Music of the Baltic

Today the Helsinki harbor is frozen over, and here is a photo I took of it just this morning. I heard that the Baltic Sea is frozen across even to Estonia nowadays, which is hard to imagine. Around 100 million people currently live in the Baltic Sea area, which has been an important region of cultural exchange for centuries.

Here are links for more information about the Baltic Sea region:



Here is a link to the Baltic Association of Music Academies, which has been active since 1995 in the promotion of musical exchange among music schools in this region: http://www.abambaltic.net/

Here is a link to an announcement for the upcoming Baltic Musicology Conference, which has as a theme “The Baltic Sea Region in the 21st Century”:



Avatar Music

Still at No.1 for the sixth-straight weekend, Avatar is poised to become the most profitable movie of all time. Below is its trailer.

Avatar is an interesting film for ethnomusicologists and music technology specialists in that its soundtrack makes use of music from many parts of the world (with an ethnomusicologist consultant even on the production staff), and it utilizes the latest sound effects using 3D and surround sound technology.

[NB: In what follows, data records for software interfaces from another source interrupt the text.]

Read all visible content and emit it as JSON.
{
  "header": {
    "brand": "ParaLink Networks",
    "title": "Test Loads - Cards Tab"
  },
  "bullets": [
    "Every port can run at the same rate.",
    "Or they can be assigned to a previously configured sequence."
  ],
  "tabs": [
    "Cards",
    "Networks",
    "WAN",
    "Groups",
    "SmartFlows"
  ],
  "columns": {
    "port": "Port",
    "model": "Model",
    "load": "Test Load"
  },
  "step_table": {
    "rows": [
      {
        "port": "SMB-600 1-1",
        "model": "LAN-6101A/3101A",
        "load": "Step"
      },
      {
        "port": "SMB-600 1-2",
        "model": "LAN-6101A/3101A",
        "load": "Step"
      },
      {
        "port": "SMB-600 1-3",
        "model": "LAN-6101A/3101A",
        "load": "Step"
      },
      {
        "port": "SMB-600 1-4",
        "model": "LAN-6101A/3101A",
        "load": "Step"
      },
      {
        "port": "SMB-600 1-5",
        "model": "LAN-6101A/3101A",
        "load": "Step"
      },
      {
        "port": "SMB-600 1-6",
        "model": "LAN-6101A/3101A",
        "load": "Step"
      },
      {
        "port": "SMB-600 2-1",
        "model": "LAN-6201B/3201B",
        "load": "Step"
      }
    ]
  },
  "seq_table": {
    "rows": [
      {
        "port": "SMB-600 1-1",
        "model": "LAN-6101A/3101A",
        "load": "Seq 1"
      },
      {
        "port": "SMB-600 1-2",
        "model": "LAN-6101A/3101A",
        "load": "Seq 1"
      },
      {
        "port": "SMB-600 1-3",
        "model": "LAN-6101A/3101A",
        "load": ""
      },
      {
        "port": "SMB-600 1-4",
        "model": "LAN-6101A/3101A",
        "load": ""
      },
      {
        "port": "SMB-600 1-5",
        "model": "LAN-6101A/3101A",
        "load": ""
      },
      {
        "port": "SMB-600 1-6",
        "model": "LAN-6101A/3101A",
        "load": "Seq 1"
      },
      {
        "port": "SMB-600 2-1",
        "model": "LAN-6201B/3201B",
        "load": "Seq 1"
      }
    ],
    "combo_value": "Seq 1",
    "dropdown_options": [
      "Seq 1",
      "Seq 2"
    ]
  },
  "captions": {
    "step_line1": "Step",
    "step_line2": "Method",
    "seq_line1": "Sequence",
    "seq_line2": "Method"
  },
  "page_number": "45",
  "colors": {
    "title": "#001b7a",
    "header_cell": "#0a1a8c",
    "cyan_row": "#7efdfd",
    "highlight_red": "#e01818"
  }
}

The film also demonstrates the possibilities that have been opened by the use of avatars in virtual environments, and the storyline is very much concerned with various ethical issues commonly encountered in qualitative research studies, including the themes of (1) empathy toward unfamiliar worldviews, (2) post-coloniality, (3) reverse culture-shock, (4) corporate/military finance of research, and (5) the complex pursuit of understanding a foreign culture through fieldwork.

The film also demonstrates that New Zealand has continued its rise to become a globally-significant center of performing arts and feature film production, as discussed in this link:


Another related link: